There are a number of people who actually die from infections that cannot be treated by all known antibiotics and this sort of situation is happening with greater frequency than it ever has before. Though it is well known that this is a serious danger, antibiotic drugs still continue to be prescribed too often, at least in developing countries.
While antibiotics are being prescribed too often in developed countries and measures are being taken to curtail this action, so many are being used in developing countries just by supply and demand. You see, in those countries, the use of antibiotics is only controlled by price and availability, not by prescription.
This means that developing countries are hugely responsible for using more antibiotic drugs to treat conditions than most other countries and it is contributing to the rise in bacteria that can resist the drugs. This, in turn, contributes to a rise in cost for research to develop new drugs.
The Bugs Don’t Care
The bacteria are not really to blame. These are microorganisms that grow and live much like anything else does. They are simply responding to the environment they are given. New drugs can be developed but it seems like the human race is not winning in this battle.

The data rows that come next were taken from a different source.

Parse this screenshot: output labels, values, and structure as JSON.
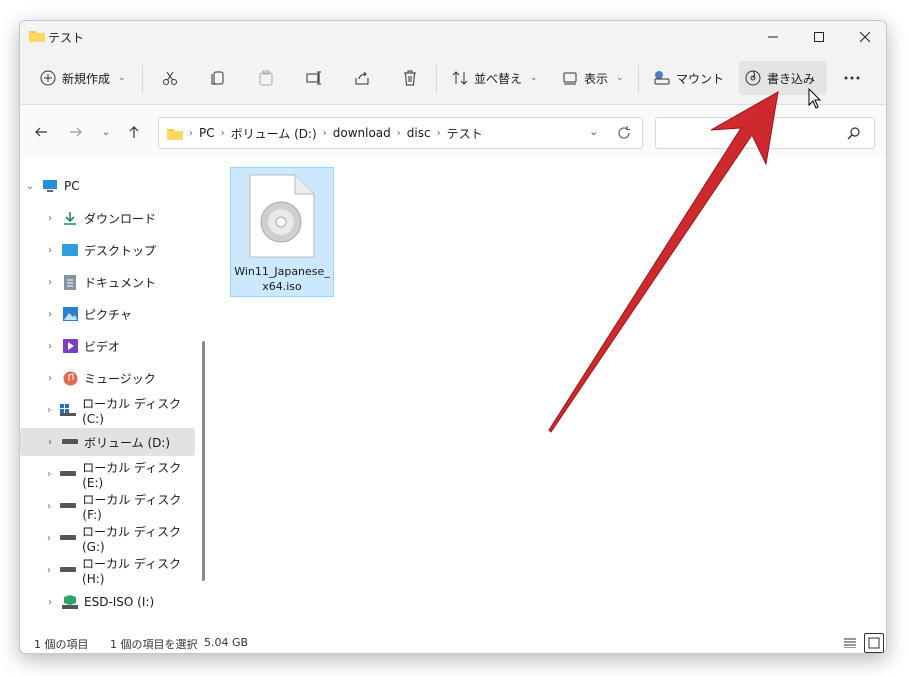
{
  "window": {
    "title": "テスト"
  },
  "toolbar": {
    "new_label": "新規作成",
    "sort_label": "並べ替え",
    "view_label": "表示",
    "mount_label": "マウント",
    "burn_label": "書き込み"
  },
  "address": {
    "crumbs": [
      "PC",
      "ボリューム (D:)",
      "download",
      "disc",
      "テスト"
    ]
  },
  "sidebar": {
    "items": [
      {
        "label": "PC",
        "icon": "pc-icon"
      },
      {
        "label": "ダウンロード",
        "icon": "download-icon"
      },
      {
        "label": "デスクトップ",
        "icon": "desktop-icon"
      },
      {
        "label": "ドキュメント",
        "icon": "document-icon"
      },
      {
        "label": "ピクチャ",
        "icon": "picture-icon"
      },
      {
        "label": "ビデオ",
        "icon": "video-icon"
      },
      {
        "label": "ミュージック",
        "icon": "music-icon"
      },
      {
        "label": "ローカル ディスク (C:)",
        "icon": "windows-drive-icon"
      },
      {
        "label": "ボリューム (D:)",
        "icon": "drive-icon"
      },
      {
        "label": "ローカル ディスク (E:)",
        "icon": "drive-icon"
      },
      {
        "label": "ローカル ディスク (F:)",
        "icon": "drive-icon"
      },
      {
        "label": "ローカル ディスク (G:)",
        "icon": "drive-icon"
      },
      {
        "label": "ローカル ディスク (H:)",
        "icon": "drive-icon"
      },
      {
        "label": "ESD-ISO (I:)",
        "icon": "disc-drive-icon"
      }
    ]
  },
  "file": {
    "name_line1": "Win11_Japanese_",
    "name_line2": "x64.iso"
  },
  "status": {
    "count": "1 個の項目",
    "selected": "1 個の項目を選択",
    "size": "5.04 GB"
  },
  "colors": {
    "accent": "#cce8ff",
    "arrow": "#d0262a"
  }
}
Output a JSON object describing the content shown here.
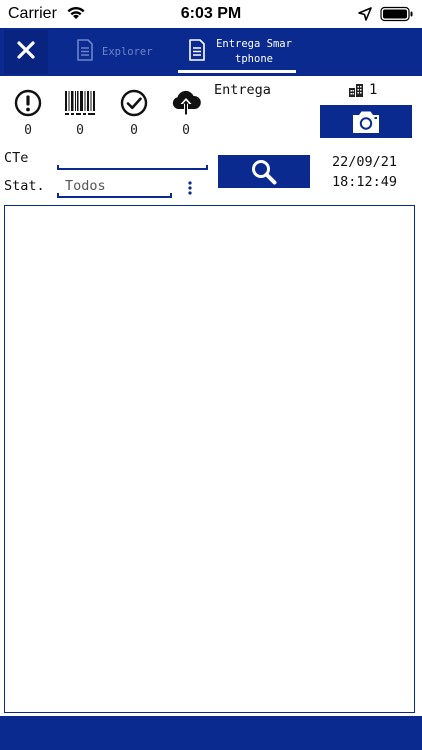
{
  "status_bar": {
    "carrier": "Carrier",
    "time": "6:03 PM",
    "wifi_icon": "wifi-icon",
    "location_icon": "location-arrow-icon",
    "battery_icon": "battery-icon"
  },
  "navbar": {
    "color": "#0a2a8f",
    "close_icon": "close-icon",
    "tabs": [
      {
        "label": "Explorer",
        "icon": "document-icon",
        "active": false
      },
      {
        "label": "Entrega Smartphone",
        "icon": "document-icon",
        "active": true
      }
    ]
  },
  "counters": [
    {
      "icon": "alert-circle-icon",
      "value": "0"
    },
    {
      "icon": "barcode-icon",
      "value": "0"
    },
    {
      "icon": "check-circle-icon",
      "value": "0"
    },
    {
      "icon": "cloud-upload-icon",
      "value": "0"
    }
  ],
  "entrega": {
    "label": "Entrega",
    "building_count": "1",
    "camera_icon": "camera-icon"
  },
  "filters": {
    "cte_label": "CTe",
    "cte_value": "",
    "stat_label": "Stat.",
    "stat_value": "Todos",
    "search_icon": "search-icon"
  },
  "datetime": {
    "date": "22/09/21",
    "time": "18:12:49"
  }
}
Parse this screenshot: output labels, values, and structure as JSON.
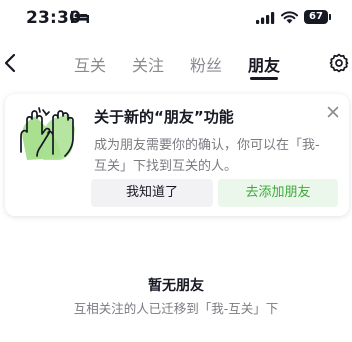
{
  "status_bar": {
    "time": "23:30",
    "battery": "67",
    "icons": [
      "bed-icon",
      "signal-icon",
      "wifi-icon",
      "battery-icon"
    ]
  },
  "nav": {
    "back_icon": "chevron-left-icon",
    "tabs": [
      {
        "label": "互关",
        "active": false
      },
      {
        "label": "关注",
        "active": false
      },
      {
        "label": "粉丝",
        "active": false
      },
      {
        "label": "朋友",
        "active": true
      }
    ],
    "settings_icon": "gear-icon"
  },
  "card": {
    "title": "关于新的“朋友”功能",
    "description": "成为朋友需要你的确认，你可以在「我-互关」下找到互关的人。",
    "confirm_label": "我知道了",
    "add_label": "去添加朋友",
    "colors": {
      "accent_green": "#3fa93b",
      "add_bg": "#eaf7ea",
      "hands_bg": "#a8e08f"
    }
  },
  "empty_state": {
    "title": "暂无朋友",
    "description": "互相关注的人已迁移到「我-互关」下"
  }
}
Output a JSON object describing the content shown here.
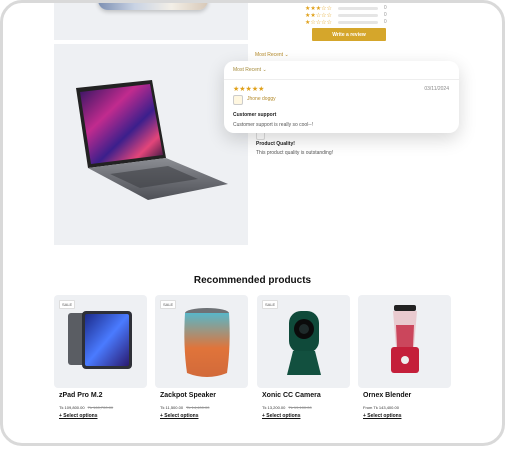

Regardless of what humans want, the bacteria will adapt, they have clearly demonstrated this. When the idea of this gets across to the public, will there then be a cessation of antibiotic use? No! It is not so simple. These bugs adapt no matter what and it seems that the human race is short of such adaptation.
People are being taught what to do about this situation. To a large extent, it is the role of healthcare professionals to avoid prescribing antibiotics too often. On the external level, it is also about pharmaceutical companies controlling access to the medications.
When both aspects are considered, there is still the element of human error. People will still turn to antibiotic drugs in desperate situations and that is only reasonable on their part. The problem is when they keep using them despite lack of effectiveness.
Now, there is a greater effort to educate the masses regarding this situation so that there is a larger spread of real care when it comes to disease.
The solution to treating illnesses is not always found with antibiotics. That was part of the problem and it still is the problem that these drugs are prescribed when they do not need to be.